Yes, Bedlington Terriers bark a lot. Bedlington Terriers are known to be vocal dogs, and they may bark more than other breeds. However, excessive barking can be a sign of a behavioral problem, anxiety, or other underlying issues, and it’s important to address the behavior if it’s causing distress to you or your dog.
It’s also important to note that every Bedlington Terrier is an individual and may have different vocalization levels. Early socialization and training can help reduce excessive barking, and providing mental and physical stimulation can keep them occupied and less likely to bark out of boredom or frustration.
Factors That Influence Bedlington Terriers’ Barking Behavior
Bedlington Terriers are known to be vocal dogs, but various factors can influence their barking behavior. Some of the factors that can influence a Bedlington Terrier’s barking behavior include:
- Training: A well-trained Bedlington Terrier is less likely to bark excessively than an untrained one.
- Socialization: A Bedlington Terrier that has been socialized properly is less likely to bark excessively than one that has not.
- Environment: Bedlington Terriers that live in noisy environments or homes with other noisy pets may be more prone to barking excessively.
- Health: A Bedlington Terrier in pain or discomfort may bark excessively to communicate distress.
- Breed tendencies: Bedlington Terriers are known for being vocal and having high-pitched bark. This is a natural behavior for the breed; some individuals may be more vocal than others.
- Anxiety and stress: Bedlington Terriers may bark excessively when anxious or stressed. Identifying and addressing the source of anxiety or stress can help reduce barking.
- Attention seeking: Bedlington Terriers may bark to get attention or communicate their needs, such as when they need to go outside or are hungry.
Typical Barking Frequency of Bedlington Terriers
Terriers are known to be vocal dogs, according to Encyclopedia Britannica, but their barking frequency can vary depending on the individual dog. Some Bedlington Terriers may bark more than others but tend to bark moderately on average.

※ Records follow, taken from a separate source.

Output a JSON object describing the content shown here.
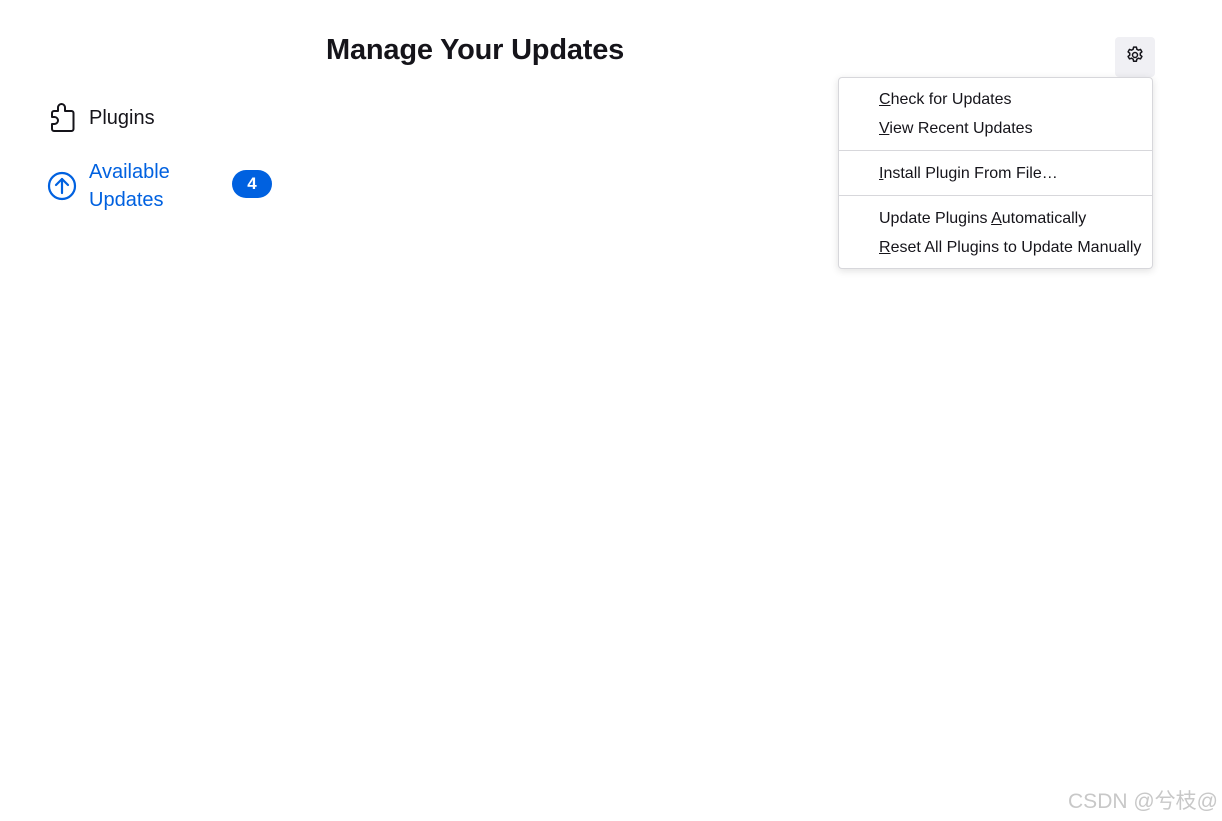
{
  "header": {
    "title": "Manage Your Updates"
  },
  "sidebar": {
    "items": [
      {
        "label": "Plugins",
        "icon": "puzzle-piece-icon",
        "selected": false
      },
      {
        "label": "Available Updates",
        "icon": "arrow-up-circle-icon",
        "selected": true,
        "badge": "4"
      }
    ]
  },
  "settings_button": {
    "icon": "gear-icon"
  },
  "menu": {
    "groups": [
      [
        {
          "pre": "",
          "u": "C",
          "post": "heck for Updates"
        },
        {
          "pre": "",
          "u": "V",
          "post": "iew Recent Updates"
        }
      ],
      [
        {
          "pre": "",
          "u": "I",
          "post": "nstall Plugin From File…"
        }
      ],
      [
        {
          "pre": "Update Plugins ",
          "u": "A",
          "post": "utomatically"
        },
        {
          "pre": "",
          "u": "R",
          "post": "eset All Plugins to Update Manually"
        }
      ]
    ]
  },
  "watermark": "CSDN @兮枝@",
  "colors": {
    "accent": "#0061e0",
    "text": "#15141a",
    "button_bg": "#f0f0f4"
  }
}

Bedlington Terriers are not known to be excessive barkers, but they can become high-strung and bark more than usual if they are not getting enough exercise or mental stimulation. Providing Bedlington Terriers with plenty of opportunities to exercise, play, and mental stimulation through training and interactive toys is important.
Reasons Why Bedlington Terriers Bark
Bedlington Terriers are social dogs that like to communicate with their owners and other dogs. They bark to express their emotions, such as excitement, happiness, or even frustration. When they see their owners come back home or meet other dogs, they may bark to greet or play with them. They may also bark to warn their owners of dangers, such as strangers or other animals approaching their territory.
Bedlington Terriers are protective of their families and homes. They may bark to warn their owners of threats, such as strangers or unusual noises. They may also bark to scare away potential intruders or predators. However, excessive barking may become a nuisance and should be addressed through training.
Based on experience, Bedlington Terriers are known to develop separation anxiety when left alone for long periods. They may bark excessively and destructively to express their distress and seek attention. Separation anxiety can be prevented or managed through proper training, exercise, and socialization.
Bedlington Terriers are intelligent and active dogs that require mental and physical stimulation. They may bark to release their energy and frustration when bored or understimulated. Providing them with enough exercise, playtime, and interactive toys can help prevent excessive barking due to boredom.
Reducing Excessive Barking in Bedlington Terriers
Positive Reinforcement Training
Bedlington Terriers are intelligent dogs that respond well to positive reinforcement training. This type of training involves rewarding good behavior with treats, praise, or playtime. When your Bedlington Terrier barks excessively, you can use positive reinforcement training to teach them to stop barking on command.
One effective technique is to use a “quiet” command. When your dog starts barking, say “quiet” and wait for them to stop. When they stop barking, reward them with a treat or praise. With consistent training, your Bedlington Terrier will learn to associate the “quiet” command with stopping barking.
Bedlington Terriers are social dogs that enjoy spending time with their owners and other dogs but may bark excessively out of fear or anxiety if not properly socialized.
To reduce excessive barking, it is important to socialize your Bedlington Terrier from a young age. This involves exposing them to different people, animals, and environments in a positive and controlled manner. Socialization can help your dog feel more comfortable and confident in new situations, reducing their need to bark excessively.
Providing Adequate Exercise and Mental Stimulation
Bedlington Terriers are active dogs that require regular exercise and mental stimulation. They may bark excessively out of boredom or frustration if not provided enough physical and mental stimulation.
Providing your Bedlington Terrier with daily exercise and mental stimulation is important to reduce excessive barking. This can include walks, runs, playtime, and training sessions. You can also give your dog puzzles, chew, and other interactive toys to keep them mentally stimulated and engaged.
Positive reinforcement training, socialization, adequate exercise, and mental stimulation can reduce excessive barking in your Bedlington Terrier and create a happy and well-behaved companion.